◆ Problem statement:
Each record below should appear again exactly as written.
▼
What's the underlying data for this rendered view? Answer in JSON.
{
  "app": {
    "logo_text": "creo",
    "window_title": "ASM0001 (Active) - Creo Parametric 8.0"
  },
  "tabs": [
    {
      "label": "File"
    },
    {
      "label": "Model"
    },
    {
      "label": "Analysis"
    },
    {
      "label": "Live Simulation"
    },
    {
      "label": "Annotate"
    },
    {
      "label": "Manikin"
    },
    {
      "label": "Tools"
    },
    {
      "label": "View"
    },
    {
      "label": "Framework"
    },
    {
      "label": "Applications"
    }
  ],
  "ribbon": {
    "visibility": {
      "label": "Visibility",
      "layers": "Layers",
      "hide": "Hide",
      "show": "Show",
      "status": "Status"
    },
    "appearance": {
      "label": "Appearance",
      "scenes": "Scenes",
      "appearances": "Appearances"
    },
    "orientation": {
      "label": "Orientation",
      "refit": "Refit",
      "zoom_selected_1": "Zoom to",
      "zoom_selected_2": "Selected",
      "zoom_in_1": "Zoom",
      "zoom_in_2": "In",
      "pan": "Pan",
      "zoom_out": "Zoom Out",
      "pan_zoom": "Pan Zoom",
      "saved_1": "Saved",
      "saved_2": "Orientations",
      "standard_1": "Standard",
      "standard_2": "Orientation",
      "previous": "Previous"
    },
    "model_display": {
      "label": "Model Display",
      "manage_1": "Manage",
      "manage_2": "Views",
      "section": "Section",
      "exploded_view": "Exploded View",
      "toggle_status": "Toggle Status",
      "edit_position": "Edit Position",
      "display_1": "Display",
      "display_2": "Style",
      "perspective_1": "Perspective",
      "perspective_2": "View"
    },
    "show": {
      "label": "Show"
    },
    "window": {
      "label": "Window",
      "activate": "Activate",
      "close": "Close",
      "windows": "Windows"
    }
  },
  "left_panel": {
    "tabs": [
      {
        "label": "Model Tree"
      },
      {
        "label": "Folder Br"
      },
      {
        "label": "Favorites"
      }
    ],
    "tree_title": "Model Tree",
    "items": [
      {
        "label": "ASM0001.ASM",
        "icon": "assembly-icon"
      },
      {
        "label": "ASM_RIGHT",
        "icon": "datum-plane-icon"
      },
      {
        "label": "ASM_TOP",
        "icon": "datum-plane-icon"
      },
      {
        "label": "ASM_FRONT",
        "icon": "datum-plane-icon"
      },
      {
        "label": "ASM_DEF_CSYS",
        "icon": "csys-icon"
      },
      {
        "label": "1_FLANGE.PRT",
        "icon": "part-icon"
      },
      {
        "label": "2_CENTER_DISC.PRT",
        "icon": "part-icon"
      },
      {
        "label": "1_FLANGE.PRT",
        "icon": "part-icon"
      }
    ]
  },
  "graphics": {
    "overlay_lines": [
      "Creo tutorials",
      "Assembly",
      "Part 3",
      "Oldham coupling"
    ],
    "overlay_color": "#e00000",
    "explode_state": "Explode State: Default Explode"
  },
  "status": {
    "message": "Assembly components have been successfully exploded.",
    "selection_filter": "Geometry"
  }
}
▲
◆ Reply:
What's the underlying data for this rendered view? Answer in JSON.
{
  "app": {
    "logo_text": "creo",
    "window_title": "ASM0001 (Active) - Creo Parametric 8.0"
  },
  "tabs": [
    {
      "label": "File"
    },
    {
      "label": "Model"
    },
    {
      "label": "Analysis"
    },
    {
      "label": "Live Simulation"
    },
    {
      "label": "Annotate"
    },
    {
      "label": "Manikin"
    },
    {
      "label": "Tools"
    },
    {
      "label": "View"
    },
    {
      "label": "Framework"
    },
    {
      "label": "Applications"
    }
  ],
  "ribbon": {
    "visibility": {
      "label": "Visibility",
      "layers": "Layers",
      "hide": "Hide",
      "show": "Show",
      "status": "Status"
    },
    "appearance": {
      "label": "Appearance",
      "scenes": "Scenes",
      "appearances": "Appearances"
    },
    "orientation": {
      "label": "Orientation",
      "refit": "Refit",
      "zoom_selected_1": "Zoom to",
      "zoom_selected_2": "Selected",
      "zoom_in_1": "Zoom",
      "zoom_in_2": "In",
      "pan": "Pan",
      "zoom_out": "Zoom Out",
      "pan_zoom": "Pan Zoom",
      "saved_1": "Saved",
      "saved_2": "Orientations",
      "standard_1": "Standard",
      "standard_2": "Orientation",
      "previous": "Previous"
    },
    "model_display": {
      "label": "Model Display",
      "manage_1": "Manage",
      "manage_2": "Views",
      "section": "Section",
      "exploded_view": "Exploded View",
      "toggle_status": "Toggle Status",
      "edit_position": "Edit Position",
      "display_1": "Display",
      "display_2": "Style",
      "perspective_1": "Perspective",
      "perspective_2": "View"
    },
    "show": {
      "label": "Show"
    },
    "window": {
      "label": "Window",
      "activate": "Activate",
      "close": "Close",
      "windows": "Windows"
    }
  },
  "left_panel": {
    "tabs": [
      {
        "label": "Model Tree"
      },
      {
        "label": "Folder Br"
      },
      {
        "label": "Favorites"
      }
    ],
    "tree_title": "Model Tree",
    "items": [
      {
        "label": "ASM0001.ASM",
        "icon": "assembly-icon"
      },
      {
        "label": "ASM_RIGHT",
        "icon": "datum-plane-icon"
      },
      {
        "label": "ASM_TOP",
        "icon": "datum-plane-icon"
      },
      {
        "label": "ASM_FRONT",
        "icon": "datum-plane-icon"
      },
      {
        "label": "ASM_DEF_CSYS",
        "icon": "csys-icon"
      },
      {
        "label": "1_FLANGE.PRT",
        "icon": "part-icon"
      },
      {
        "label": "2_CENTER_DISC.PRT",
        "icon": "part-icon"
      },
      {
        "label": "1_FLANGE.PRT",
        "icon": "part-icon"
      }
    ]
  },
  "graphics": {
    "overlay_lines": [
      "Creo tutorials",
      "Assembly",
      "Part 3",
      "Oldham coupling"
    ],
    "overlay_color": "#e00000",
    "explode_state": "Explode State: Default Explode"
  },
  "status": {
    "message": "Assembly components have been successfully exploded.",
    "selection_filter": "Geometry"
  }
}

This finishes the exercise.